The central heating system is a 24-hour service, but a considerable portion of the heat generated by the system is wasted. For example, office workers are away from home for an average of 11 hours a day on weekdays, which means 45 percent of the heat generated in their homes is wasted. Energy used to generate heat in most offices and industrial areas is wasted, too, because nobody works between 8 pm and 7 am. Besides, some offices, homes and factories become so warm because of the heating system that people have to open windows to maintain a comfortable temperature indoors.
That means there is no need for the central heating system to be operational 24 hours a day. It is thus necessary for the authorities to find a way to keep houses and workplaces warm only when people are there and to turn off supply when they are not to save energy and reduce emissions. They also have to replace dysfunctional and inefficient parts and rusty pipes in the heating supply network to ensure that the central heating network runs smoothly.
More importantly, the authorities should consider replacing the central heating system with wall-mounted gas boilers, which consume less energy and are more efficient and convenient. Wall-mounted boilers are multifunctional home appliances that provide hot water as well as heating. Like air conditioners, a boiler gives the option of setting different temperatures in different rooms of a house or work place, or even shutting down heating supply to a room.
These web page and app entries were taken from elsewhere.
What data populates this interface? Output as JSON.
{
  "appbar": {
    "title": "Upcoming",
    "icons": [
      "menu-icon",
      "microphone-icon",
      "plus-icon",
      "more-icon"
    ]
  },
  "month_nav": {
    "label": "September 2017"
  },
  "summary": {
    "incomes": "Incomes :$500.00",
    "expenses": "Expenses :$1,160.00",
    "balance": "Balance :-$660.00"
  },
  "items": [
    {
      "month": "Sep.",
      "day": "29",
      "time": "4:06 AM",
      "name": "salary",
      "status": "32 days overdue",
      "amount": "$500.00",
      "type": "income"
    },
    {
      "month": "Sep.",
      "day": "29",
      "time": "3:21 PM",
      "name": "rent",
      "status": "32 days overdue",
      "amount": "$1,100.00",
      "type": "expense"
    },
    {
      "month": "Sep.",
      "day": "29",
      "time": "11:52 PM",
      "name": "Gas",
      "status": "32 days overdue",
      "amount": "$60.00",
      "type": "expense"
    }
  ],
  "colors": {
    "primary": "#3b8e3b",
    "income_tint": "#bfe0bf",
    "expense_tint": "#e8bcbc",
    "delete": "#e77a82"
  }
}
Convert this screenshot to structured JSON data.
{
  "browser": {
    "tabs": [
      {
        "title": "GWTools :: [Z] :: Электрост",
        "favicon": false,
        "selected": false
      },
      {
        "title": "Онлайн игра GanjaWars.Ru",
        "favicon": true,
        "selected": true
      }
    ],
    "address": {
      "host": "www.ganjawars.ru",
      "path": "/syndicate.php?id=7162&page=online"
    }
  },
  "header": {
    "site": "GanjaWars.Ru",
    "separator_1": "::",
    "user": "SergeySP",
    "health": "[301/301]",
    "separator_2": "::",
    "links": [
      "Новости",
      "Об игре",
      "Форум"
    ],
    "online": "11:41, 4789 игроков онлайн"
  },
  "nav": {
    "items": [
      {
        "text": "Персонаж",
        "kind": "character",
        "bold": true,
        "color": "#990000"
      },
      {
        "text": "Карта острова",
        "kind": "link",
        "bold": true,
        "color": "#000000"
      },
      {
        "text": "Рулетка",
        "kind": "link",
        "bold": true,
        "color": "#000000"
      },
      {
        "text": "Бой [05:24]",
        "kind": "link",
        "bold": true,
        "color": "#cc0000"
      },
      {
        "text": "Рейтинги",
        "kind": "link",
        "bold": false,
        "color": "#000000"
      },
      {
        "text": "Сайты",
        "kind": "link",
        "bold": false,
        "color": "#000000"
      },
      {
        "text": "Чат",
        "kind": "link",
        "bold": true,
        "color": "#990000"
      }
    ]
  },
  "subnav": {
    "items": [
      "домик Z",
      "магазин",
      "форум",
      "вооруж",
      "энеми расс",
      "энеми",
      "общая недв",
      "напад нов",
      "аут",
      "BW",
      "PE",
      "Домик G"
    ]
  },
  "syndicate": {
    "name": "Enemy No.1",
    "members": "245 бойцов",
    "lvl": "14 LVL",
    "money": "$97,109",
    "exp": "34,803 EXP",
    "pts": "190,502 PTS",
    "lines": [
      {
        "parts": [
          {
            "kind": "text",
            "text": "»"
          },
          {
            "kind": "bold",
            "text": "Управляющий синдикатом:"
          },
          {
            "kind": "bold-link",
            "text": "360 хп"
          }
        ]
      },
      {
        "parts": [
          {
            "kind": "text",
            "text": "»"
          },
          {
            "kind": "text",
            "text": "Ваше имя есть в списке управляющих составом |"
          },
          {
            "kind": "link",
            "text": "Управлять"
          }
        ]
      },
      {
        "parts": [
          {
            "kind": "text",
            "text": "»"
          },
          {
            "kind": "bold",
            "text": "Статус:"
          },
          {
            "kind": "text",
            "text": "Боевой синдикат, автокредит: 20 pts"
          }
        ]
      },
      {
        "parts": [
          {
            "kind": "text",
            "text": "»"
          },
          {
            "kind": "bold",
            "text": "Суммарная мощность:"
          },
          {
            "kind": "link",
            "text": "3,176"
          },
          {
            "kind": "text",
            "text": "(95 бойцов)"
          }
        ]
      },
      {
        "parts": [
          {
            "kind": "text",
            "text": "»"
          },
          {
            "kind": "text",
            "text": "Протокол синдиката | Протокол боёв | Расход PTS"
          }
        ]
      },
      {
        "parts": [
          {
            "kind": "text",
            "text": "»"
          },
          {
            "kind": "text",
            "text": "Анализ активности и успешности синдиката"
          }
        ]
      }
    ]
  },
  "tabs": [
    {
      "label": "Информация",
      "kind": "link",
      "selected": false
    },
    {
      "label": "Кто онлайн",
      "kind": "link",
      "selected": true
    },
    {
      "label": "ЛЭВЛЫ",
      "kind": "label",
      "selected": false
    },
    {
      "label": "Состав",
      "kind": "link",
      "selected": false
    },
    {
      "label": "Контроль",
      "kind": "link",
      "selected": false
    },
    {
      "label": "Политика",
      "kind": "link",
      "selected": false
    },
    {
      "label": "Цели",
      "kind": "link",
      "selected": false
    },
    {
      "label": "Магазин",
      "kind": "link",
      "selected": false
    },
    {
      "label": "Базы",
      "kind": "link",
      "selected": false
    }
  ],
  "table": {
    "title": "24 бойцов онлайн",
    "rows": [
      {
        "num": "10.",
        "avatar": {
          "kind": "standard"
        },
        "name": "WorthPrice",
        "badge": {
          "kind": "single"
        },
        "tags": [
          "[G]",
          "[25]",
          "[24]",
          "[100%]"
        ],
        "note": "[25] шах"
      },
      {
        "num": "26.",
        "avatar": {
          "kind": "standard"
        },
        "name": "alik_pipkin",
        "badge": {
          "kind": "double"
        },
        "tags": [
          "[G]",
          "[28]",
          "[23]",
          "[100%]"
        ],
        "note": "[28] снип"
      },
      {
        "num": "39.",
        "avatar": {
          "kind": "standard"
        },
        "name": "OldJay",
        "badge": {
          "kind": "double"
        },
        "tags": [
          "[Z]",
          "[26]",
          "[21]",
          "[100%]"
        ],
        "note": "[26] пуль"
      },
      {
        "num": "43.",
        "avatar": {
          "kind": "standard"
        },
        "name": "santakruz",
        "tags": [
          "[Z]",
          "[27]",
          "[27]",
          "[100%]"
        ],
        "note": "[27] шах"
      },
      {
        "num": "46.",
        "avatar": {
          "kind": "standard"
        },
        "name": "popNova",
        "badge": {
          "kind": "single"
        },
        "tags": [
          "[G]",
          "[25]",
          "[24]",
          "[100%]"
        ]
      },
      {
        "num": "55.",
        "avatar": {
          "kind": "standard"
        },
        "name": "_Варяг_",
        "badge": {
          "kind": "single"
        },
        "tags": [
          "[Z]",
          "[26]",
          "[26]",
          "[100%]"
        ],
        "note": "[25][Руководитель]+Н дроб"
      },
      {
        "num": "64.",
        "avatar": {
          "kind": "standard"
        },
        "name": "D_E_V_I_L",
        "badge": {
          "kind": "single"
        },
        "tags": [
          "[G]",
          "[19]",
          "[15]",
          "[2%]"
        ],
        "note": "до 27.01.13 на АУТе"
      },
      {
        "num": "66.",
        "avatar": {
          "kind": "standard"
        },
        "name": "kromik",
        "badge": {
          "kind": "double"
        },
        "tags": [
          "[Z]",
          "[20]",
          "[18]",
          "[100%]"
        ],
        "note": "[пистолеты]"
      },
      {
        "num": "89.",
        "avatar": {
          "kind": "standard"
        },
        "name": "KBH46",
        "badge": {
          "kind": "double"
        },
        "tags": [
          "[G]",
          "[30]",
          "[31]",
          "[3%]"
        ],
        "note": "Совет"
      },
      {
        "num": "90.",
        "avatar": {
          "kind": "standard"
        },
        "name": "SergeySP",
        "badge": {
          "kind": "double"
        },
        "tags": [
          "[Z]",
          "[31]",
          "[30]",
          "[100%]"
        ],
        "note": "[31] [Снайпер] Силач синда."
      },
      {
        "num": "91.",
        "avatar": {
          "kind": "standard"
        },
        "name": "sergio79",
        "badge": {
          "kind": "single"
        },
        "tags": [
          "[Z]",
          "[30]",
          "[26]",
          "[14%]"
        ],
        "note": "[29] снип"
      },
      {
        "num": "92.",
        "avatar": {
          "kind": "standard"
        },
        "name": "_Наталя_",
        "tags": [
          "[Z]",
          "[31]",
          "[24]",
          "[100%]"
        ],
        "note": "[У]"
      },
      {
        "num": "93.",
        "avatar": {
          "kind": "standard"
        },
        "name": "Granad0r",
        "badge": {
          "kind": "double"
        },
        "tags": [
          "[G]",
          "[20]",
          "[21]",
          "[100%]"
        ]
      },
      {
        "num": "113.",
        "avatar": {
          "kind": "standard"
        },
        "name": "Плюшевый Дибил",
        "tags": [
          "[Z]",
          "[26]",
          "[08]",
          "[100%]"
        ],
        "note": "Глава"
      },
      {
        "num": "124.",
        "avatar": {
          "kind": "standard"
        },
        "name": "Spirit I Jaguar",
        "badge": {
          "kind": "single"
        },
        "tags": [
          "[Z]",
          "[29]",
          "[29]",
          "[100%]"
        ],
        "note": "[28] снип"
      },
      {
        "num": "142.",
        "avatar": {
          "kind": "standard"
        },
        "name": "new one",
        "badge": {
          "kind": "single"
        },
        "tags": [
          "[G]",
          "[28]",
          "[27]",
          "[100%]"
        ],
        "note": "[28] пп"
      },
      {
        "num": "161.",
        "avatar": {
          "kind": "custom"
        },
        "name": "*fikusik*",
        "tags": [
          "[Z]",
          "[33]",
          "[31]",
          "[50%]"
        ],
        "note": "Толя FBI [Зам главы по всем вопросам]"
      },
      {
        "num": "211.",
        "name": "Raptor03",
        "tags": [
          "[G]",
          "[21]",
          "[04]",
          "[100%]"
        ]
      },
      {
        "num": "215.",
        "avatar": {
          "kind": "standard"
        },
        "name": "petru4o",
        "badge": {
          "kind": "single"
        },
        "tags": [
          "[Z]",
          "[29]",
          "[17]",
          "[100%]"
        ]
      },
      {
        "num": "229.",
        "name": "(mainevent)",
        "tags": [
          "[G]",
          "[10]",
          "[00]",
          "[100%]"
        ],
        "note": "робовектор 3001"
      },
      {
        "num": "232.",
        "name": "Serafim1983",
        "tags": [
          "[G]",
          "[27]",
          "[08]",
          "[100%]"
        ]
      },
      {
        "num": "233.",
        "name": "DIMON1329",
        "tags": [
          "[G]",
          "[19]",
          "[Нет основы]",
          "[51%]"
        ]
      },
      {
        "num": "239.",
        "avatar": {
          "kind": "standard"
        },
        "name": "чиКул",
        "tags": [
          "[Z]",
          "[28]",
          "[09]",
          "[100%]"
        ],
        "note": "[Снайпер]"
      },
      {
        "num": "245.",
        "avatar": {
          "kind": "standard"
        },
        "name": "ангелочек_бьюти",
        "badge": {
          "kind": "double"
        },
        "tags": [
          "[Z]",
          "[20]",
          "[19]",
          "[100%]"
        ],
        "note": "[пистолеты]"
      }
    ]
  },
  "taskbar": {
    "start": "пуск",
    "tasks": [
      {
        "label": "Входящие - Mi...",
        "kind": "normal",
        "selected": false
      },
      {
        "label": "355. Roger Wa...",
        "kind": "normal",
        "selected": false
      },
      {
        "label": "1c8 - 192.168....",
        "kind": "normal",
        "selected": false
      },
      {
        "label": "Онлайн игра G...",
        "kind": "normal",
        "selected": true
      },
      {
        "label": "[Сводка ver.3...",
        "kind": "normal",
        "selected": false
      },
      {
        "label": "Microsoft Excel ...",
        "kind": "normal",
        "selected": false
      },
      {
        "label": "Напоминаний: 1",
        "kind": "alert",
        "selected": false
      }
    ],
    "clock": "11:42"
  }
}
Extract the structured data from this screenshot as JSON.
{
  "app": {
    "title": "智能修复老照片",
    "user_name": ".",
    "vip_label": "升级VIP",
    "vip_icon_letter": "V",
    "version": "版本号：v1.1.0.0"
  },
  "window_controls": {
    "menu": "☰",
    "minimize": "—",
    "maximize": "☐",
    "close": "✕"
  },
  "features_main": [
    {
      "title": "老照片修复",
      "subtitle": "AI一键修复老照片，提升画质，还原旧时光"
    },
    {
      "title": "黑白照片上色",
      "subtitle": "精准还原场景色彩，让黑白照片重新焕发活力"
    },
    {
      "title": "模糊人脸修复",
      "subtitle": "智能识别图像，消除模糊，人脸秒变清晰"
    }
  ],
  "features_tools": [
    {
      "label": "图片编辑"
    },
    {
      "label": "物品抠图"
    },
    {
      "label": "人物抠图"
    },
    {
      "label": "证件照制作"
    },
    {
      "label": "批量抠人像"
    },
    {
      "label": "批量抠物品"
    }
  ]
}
The central heating system, based on the social welfare principle of the earlier planned economy, is at odds with today's market economy and social development. Many new urban and suburban communities have already introduced household-based heat supply meters. In fact, it is a social, economic and environmental necessity to introduce a household- and unit-based system, just like electricity, gas and water supply meters, for the heating system.
On the other hand, the authorities have to ensure that the heating system covers people in rural areas, too. This is important to protect rural residents from the toxic gases produced by stoves placed under adobe sleeping platforms and the burning of coal and ensure that they lead a better life.
Since efficiency has become the buzzword in almost every field of Chinese society, there is all the more reason for the authorities to take steps to make the heating system more efficient and environmentally friendly. And since energy shortage poses a serious challenge to China, the authorities should introduce separate meters for the heating system for households and commercial/industrial units.
The author is a senior engineer who specializes in heating systems.